◆ **What you need to do**:
A single number is the whole answer: the count of lines in the records where "Venda" occurs.

◆ **The data**:
● ● ●

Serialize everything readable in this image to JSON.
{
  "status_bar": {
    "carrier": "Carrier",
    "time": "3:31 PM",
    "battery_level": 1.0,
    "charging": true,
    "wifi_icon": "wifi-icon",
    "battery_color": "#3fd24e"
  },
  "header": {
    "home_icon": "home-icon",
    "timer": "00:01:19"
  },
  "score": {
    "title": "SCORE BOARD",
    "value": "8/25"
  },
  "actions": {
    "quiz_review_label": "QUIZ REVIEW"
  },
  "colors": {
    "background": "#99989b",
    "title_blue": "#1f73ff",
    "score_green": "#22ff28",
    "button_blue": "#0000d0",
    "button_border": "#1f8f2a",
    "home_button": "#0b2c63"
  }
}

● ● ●

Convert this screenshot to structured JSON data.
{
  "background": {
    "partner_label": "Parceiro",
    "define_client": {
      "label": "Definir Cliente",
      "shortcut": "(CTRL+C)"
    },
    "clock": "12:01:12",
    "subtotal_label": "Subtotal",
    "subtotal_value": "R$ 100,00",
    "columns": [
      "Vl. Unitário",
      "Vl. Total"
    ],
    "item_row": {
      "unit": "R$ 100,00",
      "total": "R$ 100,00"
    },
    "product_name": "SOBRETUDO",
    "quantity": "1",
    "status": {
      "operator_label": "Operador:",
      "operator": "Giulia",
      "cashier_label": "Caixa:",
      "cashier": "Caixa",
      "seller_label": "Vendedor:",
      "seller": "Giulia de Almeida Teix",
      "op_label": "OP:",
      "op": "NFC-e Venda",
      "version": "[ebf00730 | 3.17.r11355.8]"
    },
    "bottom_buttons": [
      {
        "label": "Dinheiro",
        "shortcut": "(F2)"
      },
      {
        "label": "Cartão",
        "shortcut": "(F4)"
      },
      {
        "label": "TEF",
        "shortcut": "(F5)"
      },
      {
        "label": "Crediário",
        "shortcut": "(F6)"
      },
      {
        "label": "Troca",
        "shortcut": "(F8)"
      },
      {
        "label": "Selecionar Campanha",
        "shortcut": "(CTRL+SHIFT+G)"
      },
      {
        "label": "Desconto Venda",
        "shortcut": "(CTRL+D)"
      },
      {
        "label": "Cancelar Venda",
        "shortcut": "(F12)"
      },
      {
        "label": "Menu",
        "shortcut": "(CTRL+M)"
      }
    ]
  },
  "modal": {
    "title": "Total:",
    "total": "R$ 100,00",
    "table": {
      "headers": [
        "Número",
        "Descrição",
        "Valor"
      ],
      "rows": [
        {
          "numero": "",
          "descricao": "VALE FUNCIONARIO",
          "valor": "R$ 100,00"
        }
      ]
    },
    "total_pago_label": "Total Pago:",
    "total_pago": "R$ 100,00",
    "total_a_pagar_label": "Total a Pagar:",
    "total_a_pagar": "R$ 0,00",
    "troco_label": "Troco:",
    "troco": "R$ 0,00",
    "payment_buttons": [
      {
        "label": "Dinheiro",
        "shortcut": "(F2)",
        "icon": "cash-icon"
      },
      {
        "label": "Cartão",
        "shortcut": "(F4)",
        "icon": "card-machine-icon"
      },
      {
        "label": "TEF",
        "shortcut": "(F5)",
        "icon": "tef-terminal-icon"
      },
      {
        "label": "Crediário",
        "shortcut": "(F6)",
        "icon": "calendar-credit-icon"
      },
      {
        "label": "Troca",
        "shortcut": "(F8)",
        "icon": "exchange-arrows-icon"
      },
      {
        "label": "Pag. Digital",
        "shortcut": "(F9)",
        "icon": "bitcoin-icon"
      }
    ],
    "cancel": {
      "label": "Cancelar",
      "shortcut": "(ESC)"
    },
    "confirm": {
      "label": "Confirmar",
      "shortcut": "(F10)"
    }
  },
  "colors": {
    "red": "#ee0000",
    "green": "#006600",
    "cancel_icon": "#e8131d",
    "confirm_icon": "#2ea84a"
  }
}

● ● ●

◆ **Completed task**:
3